      Although I have some general idea of how to do it, I was wondering if anyone had suggestions of how to better achieve this in After Effects. Here's how I do it currently


      1.) Rotoscope the object from the background and have a layer with just the foreground object

      2.) Create a second layer of just the background where the object will be

      3.) Apply a color balance effect to the layer with the rotoscoped object and increase the yellows (with a slight tint of red).


      I've tried it on a calculator I had at home, and here's the result: http://www.youtube.com/watch?v=G9VEpgXFJpw&feature=player_embedded


      This was an easier subject to apply the effect on since:


      1.) The object wasn't moving relative to the video camera

      2.) The video was shot at night under an artifical light that already gave the whole video a yellow-ish hue.




      If anyone has suggestions for how to create a similar effect in outside daytime conditions, or on other more advanced moving objects, that would be greatly appreciated. Thanks!

        • 1. Re: Creating a "Midas Touch" effect? (aka Turning things into gold)
          Mylenium Most Valuable Participant

          Generally yes, but this ends up quickly like on "Little Britain": "Yes, but no...." A lot of your success will depend on the lighting itself, not so much the post work. You need to think of a "neutral" color scheme mostly and colorize your environment with the light, then shoot in passes so you can munch together the pieces as you need. If you don't have access to a motion control rig, this essentially means you will have to shoot with tripod and replicate any pans and tilts by hand or limit yourself to static shots. You should also pay a lot of attention to controlling the gloss of your objects, like flattening it with matte hairspray or in reverse, make objects look metal-ish by making them wet.
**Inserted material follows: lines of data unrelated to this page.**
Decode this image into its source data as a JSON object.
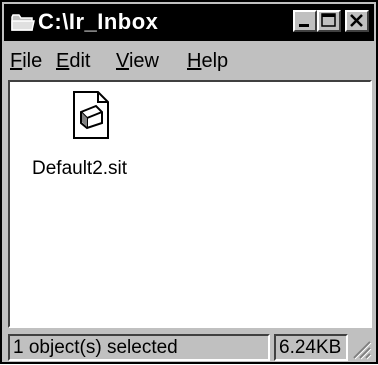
{
  "window": {
    "title": "C:\\Ir_Inbox",
    "icons": {
      "title": "folder-icon",
      "minimize": "minimize-icon",
      "maximize": "maximize-icon",
      "close": "close-icon",
      "file": "document-icon",
      "grip": "resize-grip-icon"
    }
  },
  "menu": {
    "items": [
      {
        "accel": "F",
        "rest": "ile"
      },
      {
        "accel": "E",
        "rest": "dit"
      },
      {
        "accel": "V",
        "rest": "iew"
      },
      {
        "accel": "H",
        "rest": "elp"
      }
    ]
  },
  "content": {
    "files": [
      {
        "name": "Default2.sit"
      }
    ]
  },
  "status": {
    "selection": "1 object(s) selected",
    "size": "6.24KB"
  },
  "colors": {
    "titlebar_bg": "#000000",
    "face": "#c0c0c0",
    "content_bg": "#ffffff"
  }
}
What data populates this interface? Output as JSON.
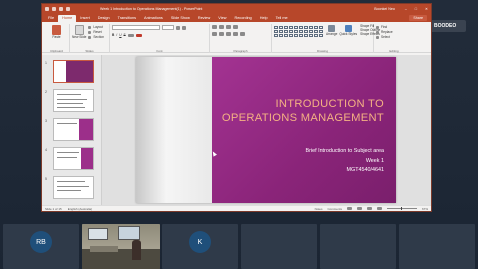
{
  "meeting": {
    "badge_initial": "B",
    "badge_name": "BOODEO",
    "participants": [
      {
        "initials": "RB"
      },
      {
        "initials": "K"
      }
    ]
  },
  "window": {
    "title": "Week 1 Introduction to Operations Management(1) - PowerPoint",
    "user": "Boonkei Neo",
    "controls": [
      "–",
      "□",
      "✕"
    ]
  },
  "ribbon": {
    "tabs": [
      "File",
      "Home",
      "Insert",
      "Design",
      "Transitions",
      "Animations",
      "Slide Show",
      "Review",
      "View",
      "Recording",
      "Help",
      "Tell me"
    ],
    "active_tab": "Home",
    "share_label": "Share",
    "groups": {
      "clipboard": {
        "label": "Clipboard",
        "paste": "Paste"
      },
      "slides": {
        "label": "Slides",
        "new_slide": "New Slide",
        "layout": "Layout",
        "reset": "Reset",
        "section": "Section"
      },
      "font": {
        "label": "Font",
        "bold": "B",
        "italic": "I",
        "underline": "U",
        "strike": "S"
      },
      "paragraph": {
        "label": "Paragraph"
      },
      "drawing": {
        "label": "Drawing",
        "arrange": "Arrange",
        "quick_styles": "Quick Styles",
        "shape_fill": "Shape Fill",
        "shape_outline": "Shape Outline",
        "shape_effects": "Shape Effects"
      },
      "editing": {
        "label": "Editing",
        "find": "Find",
        "replace": "Replace",
        "select": "Select"
      }
    }
  },
  "slide": {
    "title_line1": "INTRODUCTION TO",
    "title_line2": "OPERATIONS MANAGEMENT",
    "subtitle_line1": "Brief Introduction to Subject area",
    "subtitle_line2": "Week 1",
    "subtitle_line3": "MGT4540/4641"
  },
  "thumbnails": [
    {
      "number": "1"
    },
    {
      "number": "2"
    },
    {
      "number": "3"
    },
    {
      "number": "4"
    },
    {
      "number": "5"
    }
  ],
  "status": {
    "slide_counter": "Slide 1 of 15",
    "language": "English (Australia)",
    "notes": "Notes",
    "comments": "Comments",
    "zoom": "67%"
  },
  "colors": {
    "ppt_accent": "#b7472a",
    "slide_magenta": "#9a2d87",
    "slide_title": "#f4b183"
  }
}
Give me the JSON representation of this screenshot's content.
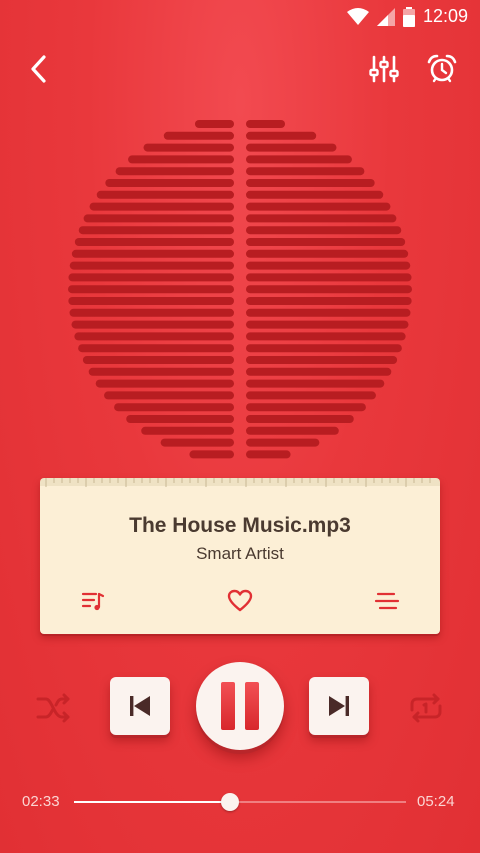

If you have specific coloring in mind, it wil lalso help to work with strong colors on the "hero" objects - a pink girly calculator may look ridiculous, but can easily be dialed to look golden with a color correction. The same should apply to the actors - think of ways to separate them from the environment on set as much as possible by setting up differently colored lighting for the foreground and background and working with a consistent color scheme. This will also help to retain depth and contrast - simply tinting everything yellow will look just like that - the world through yellow shades. Instead try to capture the multitude of different gold shades from reddish copper to silverish platinum alloys and use the natural colors as a base - e.g. on a golden tree, the leaves would still very likely look different from the bark. Subtle color shifts might do that better than tints.



          • 2. Re: Creating a "Midas Touch" effect? (aka Turning things into gold)
            Rick Gerard Adobe Community Professional & MVP

            You've got to consider that gold is reflective. There are a bunch of tricks like displacement mapping and overlays to simulate reflections. It's best if the objects that you're turning to gold are already reflective. Think plastic or glossy paint.


            I'd try Colorama as the effect to turn the cut-outs to gold. There's a great preset right inside Colorama's output cycle called Gold...


            Here's a sample project. Note the use of blend modes, mask feather, and opacity.




            Good luck.

            • 3. Re: Creating a "Midas Touch" effect? (aka Turning things into gold)
              Andrew Yoole MVP & Adobe Community Professional

              I'd work backwards on a project like you've described.  It's easier to make something look non-reflective than the other way around.  So, in your calculator example, I'd spray paint the calculator gold, and I'd use effects to remove the gold colouring at the start of the shot, rather than add the gold to a black object.  It's easier to crush white reflected highlights than add them.